Task details. Repeat exactly each line of the data provided below.

++++

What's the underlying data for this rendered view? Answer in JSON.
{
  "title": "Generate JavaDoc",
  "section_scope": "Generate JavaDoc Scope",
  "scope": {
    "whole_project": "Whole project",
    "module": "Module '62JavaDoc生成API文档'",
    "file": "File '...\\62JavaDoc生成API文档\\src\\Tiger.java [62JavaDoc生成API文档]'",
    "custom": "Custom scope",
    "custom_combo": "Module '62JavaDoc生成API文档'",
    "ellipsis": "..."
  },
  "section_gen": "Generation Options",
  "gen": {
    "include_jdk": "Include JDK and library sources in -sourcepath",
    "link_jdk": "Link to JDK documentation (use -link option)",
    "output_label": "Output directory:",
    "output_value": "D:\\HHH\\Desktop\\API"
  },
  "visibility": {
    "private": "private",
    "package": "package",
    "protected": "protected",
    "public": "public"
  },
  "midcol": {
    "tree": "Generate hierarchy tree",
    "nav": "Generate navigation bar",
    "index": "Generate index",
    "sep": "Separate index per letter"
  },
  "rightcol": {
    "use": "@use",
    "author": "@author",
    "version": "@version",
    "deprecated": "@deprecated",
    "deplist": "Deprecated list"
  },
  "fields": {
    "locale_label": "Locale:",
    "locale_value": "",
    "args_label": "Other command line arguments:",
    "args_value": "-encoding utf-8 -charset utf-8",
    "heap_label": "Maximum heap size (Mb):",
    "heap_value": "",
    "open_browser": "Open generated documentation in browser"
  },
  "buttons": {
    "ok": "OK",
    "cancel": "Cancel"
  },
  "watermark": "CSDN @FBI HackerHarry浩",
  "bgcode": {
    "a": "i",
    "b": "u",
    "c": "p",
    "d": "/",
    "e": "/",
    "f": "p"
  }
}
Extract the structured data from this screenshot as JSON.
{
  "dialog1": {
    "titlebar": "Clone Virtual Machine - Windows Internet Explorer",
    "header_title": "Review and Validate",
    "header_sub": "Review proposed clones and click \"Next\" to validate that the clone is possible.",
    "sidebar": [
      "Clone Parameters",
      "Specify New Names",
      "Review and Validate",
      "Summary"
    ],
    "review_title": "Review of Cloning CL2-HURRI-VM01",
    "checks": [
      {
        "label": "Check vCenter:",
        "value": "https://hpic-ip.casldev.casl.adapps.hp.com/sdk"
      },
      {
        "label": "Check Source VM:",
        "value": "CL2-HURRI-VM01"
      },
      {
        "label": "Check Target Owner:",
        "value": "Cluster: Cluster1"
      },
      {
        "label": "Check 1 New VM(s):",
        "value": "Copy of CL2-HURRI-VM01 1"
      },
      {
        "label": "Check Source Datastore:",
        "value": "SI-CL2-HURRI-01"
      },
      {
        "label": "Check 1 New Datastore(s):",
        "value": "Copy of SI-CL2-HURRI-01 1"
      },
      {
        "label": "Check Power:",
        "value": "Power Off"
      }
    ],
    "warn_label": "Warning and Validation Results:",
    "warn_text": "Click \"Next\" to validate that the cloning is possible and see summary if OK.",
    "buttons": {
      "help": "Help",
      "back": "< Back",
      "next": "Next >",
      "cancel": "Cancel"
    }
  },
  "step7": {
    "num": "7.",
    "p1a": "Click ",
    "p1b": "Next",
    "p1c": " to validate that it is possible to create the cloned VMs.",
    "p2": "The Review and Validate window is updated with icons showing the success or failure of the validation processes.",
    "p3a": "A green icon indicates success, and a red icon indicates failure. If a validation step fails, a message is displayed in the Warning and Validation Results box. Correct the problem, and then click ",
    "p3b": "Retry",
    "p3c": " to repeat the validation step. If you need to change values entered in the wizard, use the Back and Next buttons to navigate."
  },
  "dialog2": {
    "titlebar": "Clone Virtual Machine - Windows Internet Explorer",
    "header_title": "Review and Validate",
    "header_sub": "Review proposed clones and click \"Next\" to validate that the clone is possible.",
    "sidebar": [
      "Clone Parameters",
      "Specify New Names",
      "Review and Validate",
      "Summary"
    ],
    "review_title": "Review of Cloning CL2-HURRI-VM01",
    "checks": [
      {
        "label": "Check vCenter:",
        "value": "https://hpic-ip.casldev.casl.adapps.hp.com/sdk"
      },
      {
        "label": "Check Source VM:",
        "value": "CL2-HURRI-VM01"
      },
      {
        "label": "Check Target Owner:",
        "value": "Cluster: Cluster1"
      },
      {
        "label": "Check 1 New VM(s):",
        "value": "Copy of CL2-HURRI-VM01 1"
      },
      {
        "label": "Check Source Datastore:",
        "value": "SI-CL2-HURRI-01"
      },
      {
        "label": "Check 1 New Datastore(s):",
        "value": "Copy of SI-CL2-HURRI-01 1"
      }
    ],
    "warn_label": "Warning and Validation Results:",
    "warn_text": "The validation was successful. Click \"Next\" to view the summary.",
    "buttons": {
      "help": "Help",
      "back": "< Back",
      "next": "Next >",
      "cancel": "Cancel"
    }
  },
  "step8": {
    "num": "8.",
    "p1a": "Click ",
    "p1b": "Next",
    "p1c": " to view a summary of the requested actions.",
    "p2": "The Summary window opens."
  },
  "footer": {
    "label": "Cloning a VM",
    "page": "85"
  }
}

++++

Exercise solution.
What's the underlying data for this rendered view? Answer in JSON.
{
  "title": "Generate JavaDoc",
  "section_scope": "Generate JavaDoc Scope",
  "scope": {
    "whole_project": "Whole project",
    "module": "Module '62JavaDoc生成API文档'",
    "file": "File '...\\62JavaDoc生成API文档\\src\\Tiger.java [62JavaDoc生成API文档]'",
    "custom": "Custom scope",
    "custom_combo": "Module '62JavaDoc生成API文档'",
    "ellipsis": "..."
  },
  "section_gen": "Generation Options",
  "gen": {
    "include_jdk": "Include JDK and library sources in -sourcepath",
    "link_jdk": "Link to JDK documentation (use -link option)",
    "output_label": "Output directory:",
    "output_value": "D:\\HHH\\Desktop\\API"
  },
  "visibility": {
    "private": "private",
    "package": "package",
    "protected": "protected",
    "public": "public"
  },
  "midcol": {
    "tree": "Generate hierarchy tree",
    "nav": "Generate navigation bar",
    "index": "Generate index",
    "sep": "Separate index per letter"
  },
  "rightcol": {
    "use": "@use",
    "author": "@author",
    "version": "@version",
    "deprecated": "@deprecated",
    "deplist": "Deprecated list"
  },
  "fields": {
    "locale_label": "Locale:",
    "locale_value": "",
    "args_label": "Other command line arguments:",
    "args_value": "-encoding utf-8 -charset utf-8",
    "heap_label": "Maximum heap size (Mb):",
    "heap_value": "",
    "open_browser": "Open generated documentation in browser"
  },
  "buttons": {
    "ok": "OK",
    "cancel": "Cancel"
  },
  "watermark": "CSDN @FBI HackerHarry浩",
  "bgcode": {
    "a": "i",
    "b": "u",
    "c": "p",
    "d": "/",
    "e": "/",
    "f": "p"
  }
}
Extract the structured data from this screenshot as JSON.
{
  "dialog1": {
    "titlebar": "Clone Virtual Machine - Windows Internet Explorer",
    "header_title": "Review and Validate",
    "header_sub": "Review proposed clones and click \"Next\" to validate that the clone is possible.",
    "sidebar": [
      "Clone Parameters",
      "Specify New Names",
      "Review and Validate",
      "Summary"
    ],
    "review_title": "Review of Cloning CL2-HURRI-VM01",
    "checks": [
      {
        "label": "Check vCenter:",
        "value": "https://hpic-ip.casldev.casl.adapps.hp.com/sdk"
      },
      {
        "label": "Check Source VM:",
        "value": "CL2-HURRI-VM01"
      },
      {
        "label": "Check Target Owner:",
        "value": "Cluster: Cluster1"
      },
      {
        "label": "Check 1 New VM(s):",
        "value": "Copy of CL2-HURRI-VM01 1"
      },
      {
        "label": "Check Source Datastore:",
        "value": "SI-CL2-HURRI-01"
      },
      {
        "label": "Check 1 New Datastore(s):",
        "value": "Copy of SI-CL2-HURRI-01 1"
      },
      {
        "label": "Check Power:",
        "value": "Power Off"
      }
    ],
    "warn_label": "Warning and Validation Results:",
    "warn_text": "Click \"Next\" to validate that the cloning is possible and see summary if OK.",
    "buttons": {
      "help": "Help",
      "back": "< Back",
      "next": "Next >",
      "cancel": "Cancel"
    }
  },
  "step7": {
    "num": "7.",
    "p1a": "Click ",
    "p1b": "Next",
    "p1c": " to validate that it is possible to create the cloned VMs.",
    "p2": "The Review and Validate window is updated with icons showing the success or failure of the validation processes.",
    "p3a": "A green icon indicates success, and a red icon indicates failure. If a validation step fails, a message is displayed in the Warning and Validation Results box. Correct the problem, and then click ",
    "p3b": "Retry",
    "p3c": " to repeat the validation step. If you need to change values entered in the wizard, use the Back and Next buttons to navigate."
  },
  "dialog2": {
    "titlebar": "Clone Virtual Machine - Windows Internet Explorer",
    "header_title": "Review and Validate",
    "header_sub": "Review proposed clones and click \"Next\" to validate that the clone is possible.",
    "sidebar": [
      "Clone Parameters",
      "Specify New Names",
      "Review and Validate",
      "Summary"
    ],
    "review_title": "Review of Cloning CL2-HURRI-VM01",
    "checks": [
      {
        "label": "Check vCenter:",
        "value": "https://hpic-ip.casldev.casl.adapps.hp.com/sdk"
      },
      {
        "label": "Check Source VM:",
        "value": "CL2-HURRI-VM01"
      },
      {
        "label": "Check Target Owner:",
        "value": "Cluster: Cluster1"
      },
      {
        "label": "Check 1 New VM(s):",
        "value": "Copy of CL2-HURRI-VM01 1"
      },
      {
        "label": "Check Source Datastore:",
        "value": "SI-CL2-HURRI-01"
      },
      {
        "label": "Check 1 New Datastore(s):",
        "value": "Copy of SI-CL2-HURRI-01 1"
      }
    ],
    "warn_label": "Warning and Validation Results:",
    "warn_text": "The validation was successful. Click \"Next\" to view the summary.",
    "buttons": {
      "help": "Help",
      "back": "< Back",
      "next": "Next >",
      "cancel": "Cancel"
    }
  },
  "step8": {
    "num": "8.",
    "p1a": "Click ",
    "p1b": "Next",
    "p1c": " to view a summary of the requested actions.",
    "p2": "The Summary window opens."
  },
  "footer": {
    "label": "Cloning a VM",
    "page": "85"
  }
}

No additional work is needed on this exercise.